WHAT TO WORK ON => Where does the word "para" show up in the data? Please find each such line and copy it.

--- WORKING DATA Enclosed Below ---

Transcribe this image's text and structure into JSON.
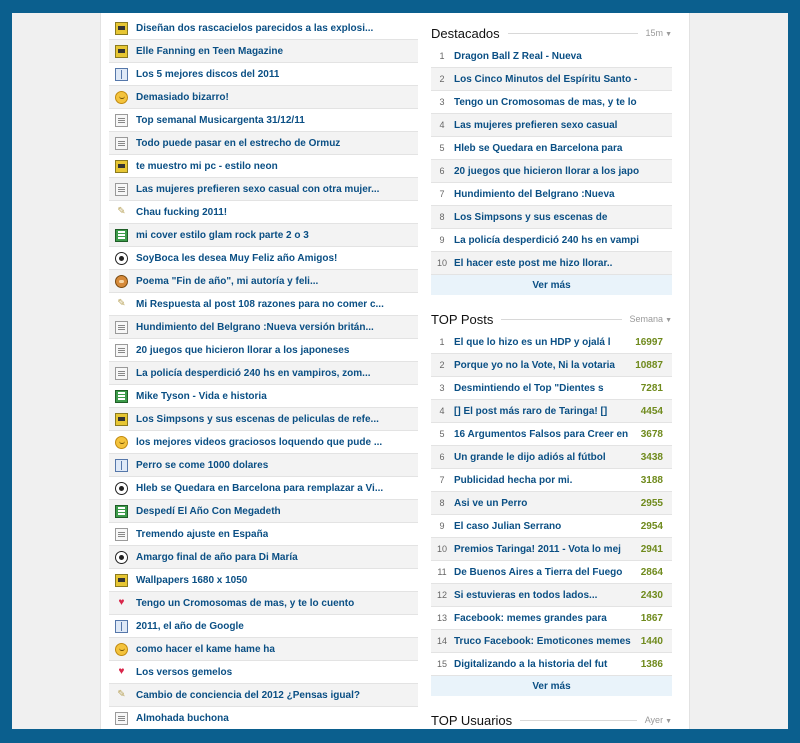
{
  "posts": [
    {
      "icon": "image-icon",
      "cls": "i-img",
      "title": "Diseñan dos rascacielos parecidos a las explosi..."
    },
    {
      "icon": "image-icon",
      "cls": "i-img",
      "title": "Elle Fanning en Teen Magazine"
    },
    {
      "icon": "book-icon",
      "cls": "i-book",
      "title": "Los 5 mejores discos del 2011"
    },
    {
      "icon": "smiley-icon",
      "cls": "i-smile",
      "title": "Demasiado bizarro!"
    },
    {
      "icon": "document-icon",
      "cls": "i-doc",
      "title": "Top semanal Musicargenta 31/12/11"
    },
    {
      "icon": "document-icon",
      "cls": "i-doc",
      "title": "Todo puede pasar en el estrecho de Ormuz"
    },
    {
      "icon": "image-icon",
      "cls": "i-img",
      "title": "te muestro mi pc - estilo neon"
    },
    {
      "icon": "document-icon",
      "cls": "i-doc",
      "title": "Las mujeres prefieren sexo casual con otra mujer..."
    },
    {
      "icon": "pencil-icon",
      "cls": "i-pencil",
      "title": "Chau fucking 2011!"
    },
    {
      "icon": "music-icon",
      "cls": "i-music",
      "title": "mi cover estilo glam rock parte 2 o 3"
    },
    {
      "icon": "soccer-ball-icon",
      "cls": "i-soccer",
      "title": "SoyBoca les desea Muy Feliz año Amigos!"
    },
    {
      "icon": "monkey-icon",
      "cls": "i-monkey",
      "title": "Poema \"Fin de año\", mi autoría y feli..."
    },
    {
      "icon": "pencil-icon",
      "cls": "i-pencil",
      "title": "Mi Respuesta al post 108 razones para no comer c..."
    },
    {
      "icon": "document-icon",
      "cls": "i-doc",
      "title": "Hundimiento del Belgrano :Nueva versión britán..."
    },
    {
      "icon": "document-icon",
      "cls": "i-doc",
      "title": "20 juegos que hicieron llorar a los japoneses"
    },
    {
      "icon": "document-icon",
      "cls": "i-doc",
      "title": "La policía desperdició 240 hs en vampiros, zom..."
    },
    {
      "icon": "music-icon",
      "cls": "i-music",
      "title": "Mike Tyson - Vida e historia"
    },
    {
      "icon": "image-icon",
      "cls": "i-img",
      "title": "Los Simpsons y sus escenas de peliculas de refe..."
    },
    {
      "icon": "smiley-icon",
      "cls": "i-smile",
      "title": "los mejores videos graciosos loquendo que pude ..."
    },
    {
      "icon": "book-icon",
      "cls": "i-book",
      "title": "Perro se come 1000 dolares"
    },
    {
      "icon": "soccer-ball-icon",
      "cls": "i-soccer",
      "title": "Hleb se Quedara en Barcelona para remplazar a Vi..."
    },
    {
      "icon": "music-icon",
      "cls": "i-music",
      "title": "Despedí El Año Con Megadeth"
    },
    {
      "icon": "document-icon",
      "cls": "i-doc",
      "title": "Tremendo ajuste en España"
    },
    {
      "icon": "soccer-ball-icon",
      "cls": "i-soccer",
      "title": "Amargo final de año para Di María"
    },
    {
      "icon": "image-icon",
      "cls": "i-img",
      "title": "Wallpapers 1680 x 1050"
    },
    {
      "icon": "heart-icon",
      "cls": "i-heart",
      "title": "Tengo un Cromosomas de mas, y te lo cuento"
    },
    {
      "icon": "book-icon",
      "cls": "i-book",
      "title": "2011, el año de Google"
    },
    {
      "icon": "smiley-icon",
      "cls": "i-smile",
      "title": "como hacer el kame hame ha"
    },
    {
      "icon": "heart-icon",
      "cls": "i-heart",
      "title": "Los versos gemelos"
    },
    {
      "icon": "pencil-icon",
      "cls": "i-pencil",
      "title": "Cambio de conciencia del 2012 ¿Pensas igual?"
    },
    {
      "icon": "document-icon",
      "cls": "i-doc",
      "title": "Almohada buchona"
    }
  ],
  "destacados": {
    "title": "Destacados",
    "filter": "15m",
    "items": [
      {
        "n": "1",
        "title": "Dragon Ball Z Real - Nueva"
      },
      {
        "n": "2",
        "title": "Los Cinco Minutos del Espíritu Santo -"
      },
      {
        "n": "3",
        "title": "Tengo un Cromosomas de mas, y te lo"
      },
      {
        "n": "4",
        "title": "Las mujeres prefieren sexo casual"
      },
      {
        "n": "5",
        "title": "Hleb se Quedara en Barcelona para"
      },
      {
        "n": "6",
        "title": "20 juegos que hicieron llorar a los japo"
      },
      {
        "n": "7",
        "title": "Hundimiento del Belgrano :Nueva"
      },
      {
        "n": "8",
        "title": "Los Simpsons y sus escenas de"
      },
      {
        "n": "9",
        "title": "La policía desperdició 240 hs en vampi"
      },
      {
        "n": "10",
        "title": "El hacer este post me hizo llorar.."
      }
    ],
    "more": "Ver más"
  },
  "top_posts": {
    "title": "TOP Posts",
    "filter": "Semana",
    "items": [
      {
        "n": "1",
        "title": "El que lo hizo es un HDP y ojalá l",
        "score": "16997"
      },
      {
        "n": "2",
        "title": "Porque yo no la Vote, Ni la votaria",
        "score": "10887"
      },
      {
        "n": "3",
        "title": "Desmintiendo el Top \"Dientes s",
        "score": "7281"
      },
      {
        "n": "4",
        "title": "[] El post más raro de Taringa! []",
        "score": "4454"
      },
      {
        "n": "5",
        "title": "16 Argumentos Falsos para Creer en",
        "score": "3678"
      },
      {
        "n": "6",
        "title": "Un grande le dijo adiós al fútbol",
        "score": "3438"
      },
      {
        "n": "7",
        "title": "Publicidad hecha por mi.",
        "score": "3188"
      },
      {
        "n": "8",
        "title": "Asi ve un Perro",
        "score": "2955"
      },
      {
        "n": "9",
        "title": "El caso Julian Serrano",
        "score": "2954"
      },
      {
        "n": "10",
        "title": "Premios Taringa! 2011 - Vota lo mej",
        "score": "2941"
      },
      {
        "n": "11",
        "title": "De Buenos Aires a Tierra del Fuego",
        "score": "2864"
      },
      {
        "n": "12",
        "title": "Si estuvieras en todos lados...",
        "score": "2430"
      },
      {
        "n": "13",
        "title": "Facebook: memes grandes para",
        "score": "1867"
      },
      {
        "n": "14",
        "title": "Truco Facebook: Emoticones memes",
        "score": "1440"
      },
      {
        "n": "15",
        "title": "Digitalizando a la historia del fut",
        "score": "1386"
      }
    ],
    "more": "Ver más"
  },
  "top_usuarios": {
    "title": "TOP Usuarios",
    "filter": "Ayer"
  },
  "colors": {
    "link": "#0a4f84",
    "score": "#6f8a1c",
    "frame": "#0b5f8e"
  }
}
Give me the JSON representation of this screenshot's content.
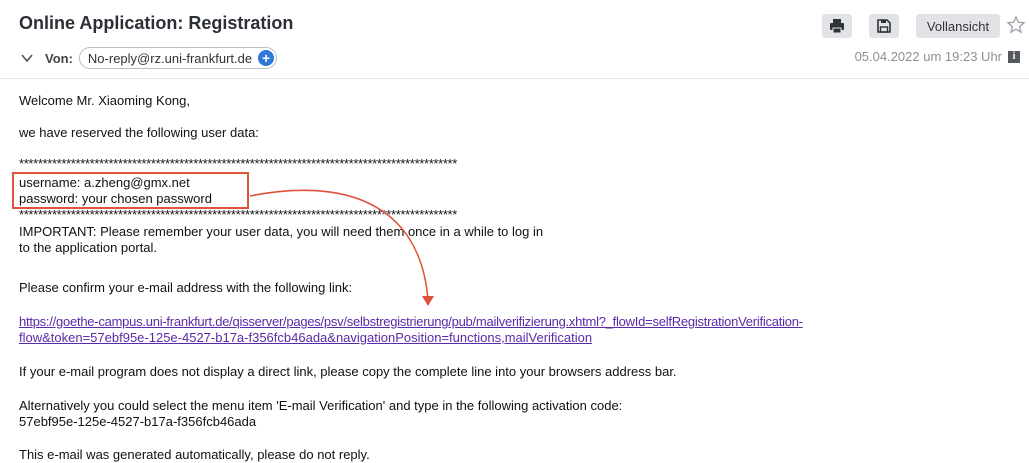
{
  "header": {
    "subject": "Online Application: Registration",
    "from_label": "Von:",
    "sender": "No-reply@rz.uni-frankfurt.de",
    "toolbar": {
      "full_view_label": "Vollansicht"
    },
    "date": "05.04.2022 um 19:23 Uhr"
  },
  "body": {
    "greeting": "Welcome Mr. Xiaoming Kong,",
    "reserved_line": "we have reserved the following user data:",
    "stars": "*********************************************************************************************",
    "username_line": "username: a.zheng@gmx.net",
    "password_line": "password: your chosen password",
    "important_line1": "IMPORTANT: Please remember your user data, you will need them once in a while to log in",
    "important_line2": "to the application portal.",
    "confirm_line": "Please confirm your e-mail address with the following link:",
    "link_line1": "https://goethe-campus.uni-frankfurt.de/qisserver/pages/psv/selbstregistrierung/pub/mailverifizierung.xhtml?_flowId=selfRegistrationVerification-",
    "link_line2": "flow&token=57ebf95e-125e-4527-b17a-f356fcb46ada&navigationPosition=functions,mailVerification",
    "no_link_line": "If your e-mail program does not display a direct link, please copy the complete line into your browsers address bar.",
    "alt_line1": "Alternatively you could select the menu item 'E-mail Verification' and type in the following activation code:",
    "alt_line2": "57ebf95e-125e-4527-b17a-f356fcb46ada",
    "auto_line": "This e-mail was generated automatically, please do not reply."
  },
  "colors": {
    "accent": "#e0533b",
    "link": "#5a2aa8",
    "chip_plus": "#2f78d8"
  },
  "icons": [
    "chevron-down-icon",
    "plus-circle-icon",
    "printer-icon",
    "save-icon",
    "star-icon",
    "info-icon"
  ]
}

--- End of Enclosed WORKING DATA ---

RESULT OF THIS EXERCISE =>
      "title": "Mi Respuesta al post 108 razones para no comer c..."
      "title": "Hleb se Quedara en Barcelona para remplazar a Vi..."
      "title": "Amargo final de año para Di María"
        "title": "Hleb se Quedara en Barcelona para"
        "title": "16 Argumentos Falsos para Creer en",
        "title": "Facebook: memes grandes para",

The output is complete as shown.